Binary versions of the DoEng software are also available for free-download on the web: Stradx since 1997 and Stradwin since 2004. Both systems are used by a wide variety of academic and commercial research and development organisations. In the last five years, the use of Stradwin as a research tool has been mentioned in 51 publications with no co-authors from the Cambridge group. For instance, a lecturer at the University of Queensland used Stradwin as a tool in his work and stated: "We routinely use Stradwin in our research laboratory as a tool for measuring structural properties of muscle and tendon in applied clinical research. Stradwin is not only a stable platform for undertaking freehand 3D ultrasound measurements, but it provides us with all of the advanced analysis tools we require, including volume reconstruction and quantifb01cation, 3D length measurements, re-slicing to examine multiple planes and more recently 3D elastography. For example, in 2009, we used it to compare medial gastrocnemius muscle volume, physiological cross-sectional area (PCSA), muscle length, fascicle length, and pennation angle in children aged 2 to 5 years with spastic cerebral palsy (CP) and in typically developing children...3D ultrasound and the Stradwin software allowed us to make scans to children's muscles in seconds and therefore meant that children did not have to be sedated, as would have been the case for other imaging modalities such as magnetic resonance imaging (MRI). The work showed the need for early intervention in order to minimize loss of muscle PCSA in spastic CP. This insight has provided valuable feedback to staff treating children at the Hugh Williamson Gait Analysis Laboratory, the Royal Children's Hospital, Melbourne. This work also resulted in a high-quality publication in Developmental Medicine & Child Neurology in 2011 and makes this data available to hospitals around the world. A further study (2009) has showed the effects of Botulinum Toxin (Botox) injections on muscle development in these young children with CP...and has prompted a new randomised controlled trial at Royal Children's Hospital in Brisbane to determine whether Botox injections may have a deleterious effect on muscle development. We have 4 similar examples from our work since 2008 that have resulted in publications in high-quality journals. The provision of this software has had a signifb01cant effect on the speed and quality of our efforts and their translation to clinical practice. Many other collaborators in our fb01eld, both academic and clinical, now also use Stradwin as the standard foundation for their work." [10]

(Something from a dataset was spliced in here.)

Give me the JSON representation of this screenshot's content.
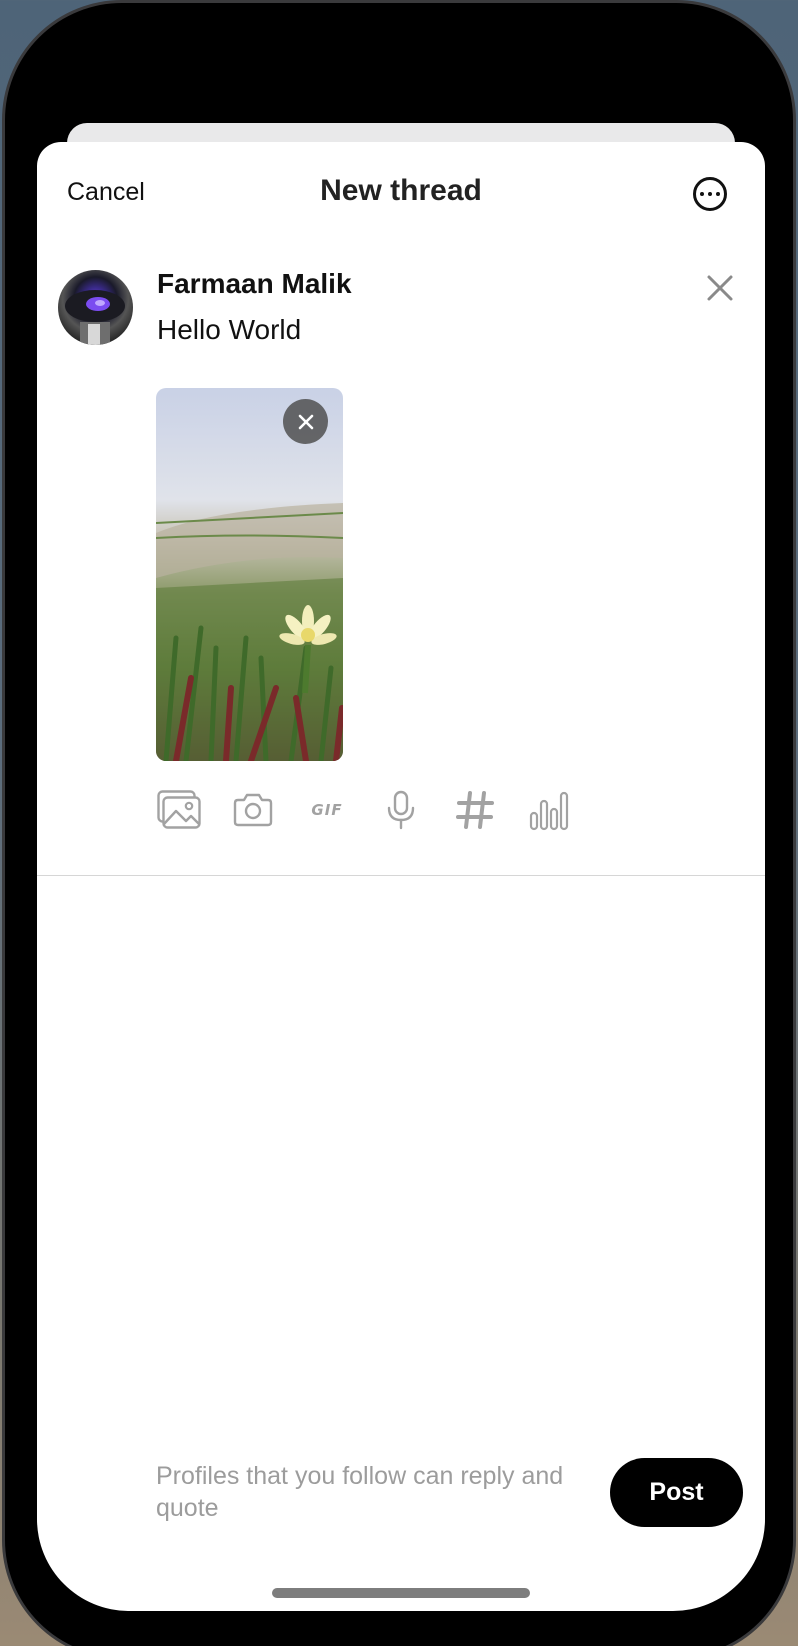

Sources to corroborate the impact

  1. Statement received from General Manager, Schallware GmbH
  2. Chief Technical Officer, MedaPhor
  3. Professor at Rigshospitalet, Copenhagen University Hospital, http://www.medaphor.com/scantrainer/what-our-customers-say-about-us/testimonials/
  4. Statement received from Lecturer in Exercise and Sports Science, University of Queensland